I took a rigorous writing course this spring. Amid the grammar exercises, weekly writing assignments, peer feedback sessions, and assigned readings, one simple piece of advice stood out for me: remember to show, not tell. That’s right. Good writers resist the elementary school urge to “show and tell” in favour of “showing, not telling.”
The worst way to write is to tell the reader what to think. Telling the reader that a dog is “loyal” holds little weight. Describing how the dog—emaciated with cancer—still fetches his owner’s slippers every night paints a more convincing picture. Telling the reader that a character is “heartless” evokes no emotion. Describing how the character pushes a pregnant woman into a busy street—now that stirs up some emotion!
And so, the Gospels give us many accounts of Jesus in action:
- Healing people
- Welcoming children
- Spending time with outcasts
- Weeping with his friends when they were grieving
- Keeping a party going
- Feeding people
The accounts of Jesus are powerful because they are tangible. The Gospels give us intimate snapshots of Jesus’ life and allow us, as the readers, to decide what to do with the evidence.
Hebrews 1:3 tells us that Jesus is the “radiance of God’s glory” and the “exact representation of his being.”
Therefore, the life that Jesus lived on earth gives us a picture of our heavenly Father. Jesus’ actions—his healing, his feeding, his weeping—show us what God is like: compassionate, generous, and tender-hearted. Jesus calls us to follow in his footsteps and use our actions to point people to the Father.
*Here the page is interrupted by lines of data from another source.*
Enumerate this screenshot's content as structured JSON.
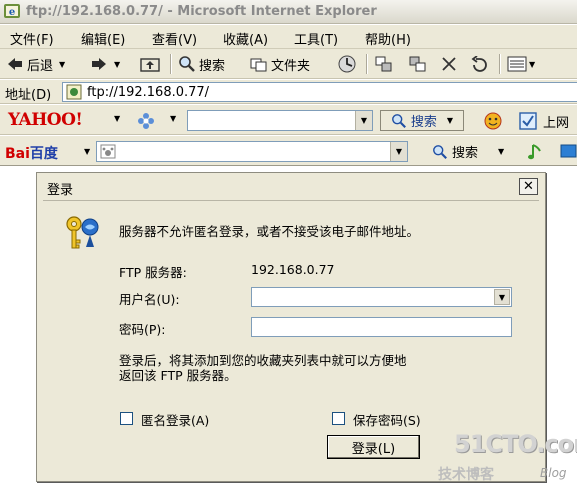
{
  "window": {
    "title": "ftp://192.168.0.77/ - Microsoft Internet Explorer"
  },
  "menu": {
    "items": [
      "文件(F)",
      "编辑(E)",
      "查看(V)",
      "收藏(A)",
      "工具(T)",
      "帮助(H)"
    ]
  },
  "toolbar": {
    "back_label": "后退",
    "search_label": "搜索",
    "folders_label": "文件夹"
  },
  "address": {
    "label": "地址(D)",
    "url": "ftp://192.168.0.77/"
  },
  "yahoo_bar": {
    "logo": "YAHOO!",
    "search_label": "搜索",
    "trailing_label": "上网"
  },
  "baidu_bar": {
    "logo_bai": "Bai",
    "logo_du": "百度",
    "search_label": "搜索"
  },
  "dialog": {
    "title": "登录",
    "close_glyph": "✕",
    "message": "服务器不允许匿名登录，或者不接受该电子邮件地址。",
    "server_label": "FTP 服务器:",
    "server_value": "192.168.0.77",
    "username_label": "用户名(U):",
    "username_value": "",
    "password_label": "密码(P):",
    "password_value": "",
    "info_line1": "登录后，将其添加到您的收藏夹列表中就可以方便地",
    "info_line2": "返回该 FTP 服务器。",
    "anonymous_label": "匿名登录(A)",
    "anonymous_checked": false,
    "save_password_label": "保存密码(S)",
    "save_password_checked": false,
    "login_button": "登录(L)"
  },
  "watermark": {
    "site": "51CTO.com",
    "sub": "技术博客",
    "blog": "Blog"
  }
}
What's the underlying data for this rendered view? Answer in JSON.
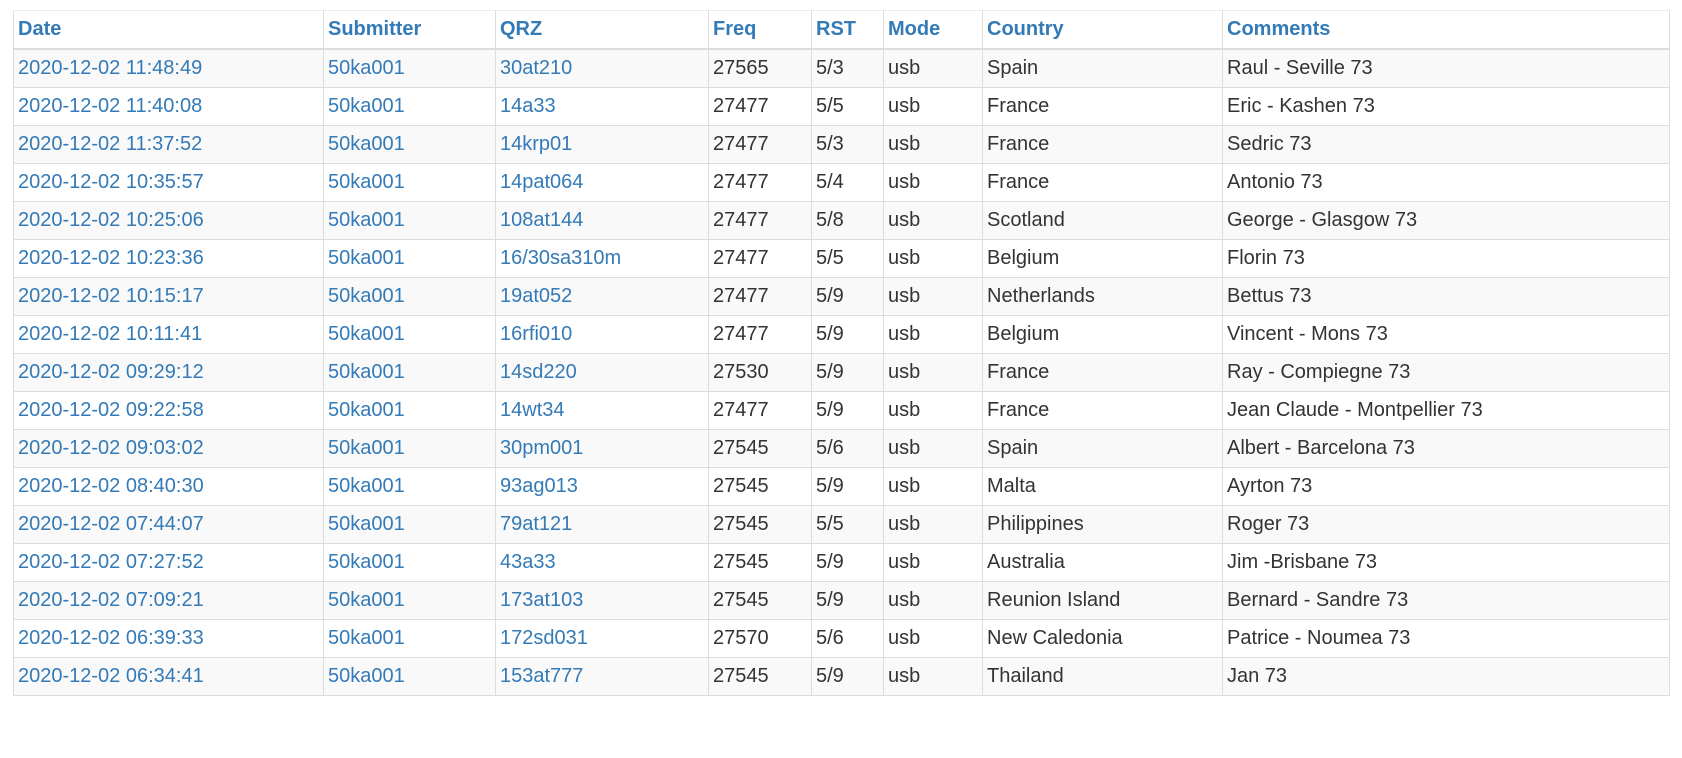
{
  "table": {
    "headers": {
      "date": "Date",
      "submitter": "Submitter",
      "qrz": "QRZ",
      "freq": "Freq",
      "rst": "RST",
      "mode": "Mode",
      "country": "Country",
      "comments": "Comments"
    },
    "rows": [
      {
        "date": "2020-12-02 11:48:49",
        "submitter": "50ka001",
        "qrz": "30at210",
        "freq": "27565",
        "rst": "5/3",
        "mode": "usb",
        "country": "Spain",
        "comments": "Raul - Seville 73"
      },
      {
        "date": "2020-12-02 11:40:08",
        "submitter": "50ka001",
        "qrz": "14a33",
        "freq": "27477",
        "rst": "5/5",
        "mode": "usb",
        "country": "France",
        "comments": "Eric - Kashen 73"
      },
      {
        "date": "2020-12-02 11:37:52",
        "submitter": "50ka001",
        "qrz": "14krp01",
        "freq": "27477",
        "rst": "5/3",
        "mode": "usb",
        "country": "France",
        "comments": "Sedric 73"
      },
      {
        "date": "2020-12-02 10:35:57",
        "submitter": "50ka001",
        "qrz": "14pat064",
        "freq": "27477",
        "rst": "5/4",
        "mode": "usb",
        "country": "France",
        "comments": "Antonio 73"
      },
      {
        "date": "2020-12-02 10:25:06",
        "submitter": "50ka001",
        "qrz": "108at144",
        "freq": "27477",
        "rst": "5/8",
        "mode": "usb",
        "country": "Scotland",
        "comments": "George - Glasgow 73"
      },
      {
        "date": "2020-12-02 10:23:36",
        "submitter": "50ka001",
        "qrz": "16/30sa310m",
        "freq": "27477",
        "rst": "5/5",
        "mode": "usb",
        "country": "Belgium",
        "comments": "Florin 73"
      },
      {
        "date": "2020-12-02 10:15:17",
        "submitter": "50ka001",
        "qrz": "19at052",
        "freq": "27477",
        "rst": "5/9",
        "mode": "usb",
        "country": "Netherlands",
        "comments": "Bettus 73"
      },
      {
        "date": "2020-12-02 10:11:41",
        "submitter": "50ka001",
        "qrz": "16rfi010",
        "freq": "27477",
        "rst": "5/9",
        "mode": "usb",
        "country": "Belgium",
        "comments": "Vincent - Mons 73"
      },
      {
        "date": "2020-12-02 09:29:12",
        "submitter": "50ka001",
        "qrz": "14sd220",
        "freq": "27530",
        "rst": "5/9",
        "mode": "usb",
        "country": "France",
        "comments": "Ray - Compiegne 73"
      },
      {
        "date": "2020-12-02 09:22:58",
        "submitter": "50ka001",
        "qrz": "14wt34",
        "freq": "27477",
        "rst": "5/9",
        "mode": "usb",
        "country": "France",
        "comments": "Jean Claude - Montpellier 73"
      },
      {
        "date": "2020-12-02 09:03:02",
        "submitter": "50ka001",
        "qrz": "30pm001",
        "freq": "27545",
        "rst": "5/6",
        "mode": "usb",
        "country": "Spain",
        "comments": "Albert - Barcelona 73"
      },
      {
        "date": "2020-12-02 08:40:30",
        "submitter": "50ka001",
        "qrz": "93ag013",
        "freq": "27545",
        "rst": "5/9",
        "mode": "usb",
        "country": "Malta",
        "comments": "Ayrton 73"
      },
      {
        "date": "2020-12-02 07:44:07",
        "submitter": "50ka001",
        "qrz": "79at121",
        "freq": "27545",
        "rst": "5/5",
        "mode": "usb",
        "country": "Philippines",
        "comments": "Roger 73"
      },
      {
        "date": "2020-12-02 07:27:52",
        "submitter": "50ka001",
        "qrz": "43a33",
        "freq": "27545",
        "rst": "5/9",
        "mode": "usb",
        "country": "Australia",
        "comments": "Jim -Brisbane 73"
      },
      {
        "date": "2020-12-02 07:09:21",
        "submitter": "50ka001",
        "qrz": "173at103",
        "freq": "27545",
        "rst": "5/9",
        "mode": "usb",
        "country": "Reunion Island",
        "comments": "Bernard - Sandre 73"
      },
      {
        "date": "2020-12-02 06:39:33",
        "submitter": "50ka001",
        "qrz": "172sd031",
        "freq": "27570",
        "rst": "5/6",
        "mode": "usb",
        "country": "New Caledonia",
        "comments": "Patrice - Noumea 73"
      },
      {
        "date": "2020-12-02 06:34:41",
        "submitter": "50ka001",
        "qrz": "153at777",
        "freq": "27545",
        "rst": "5/9",
        "mode": "usb",
        "country": "Thailand",
        "comments": "Jan 73"
      }
    ]
  },
  "colors": {
    "link": "#337ab7",
    "text": "#333333",
    "border": "#dddddd",
    "stripe": "#f9f9f9"
  }
}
“Let your light shine before men, that they may see your good deeds and praise your Father in heaven” (Matt. 5:16).As a Christian leader, you are telling a story with your life, and people are watching. What do people see when they “read” the story of your life? Does your “showing” speak louder than your “telling”?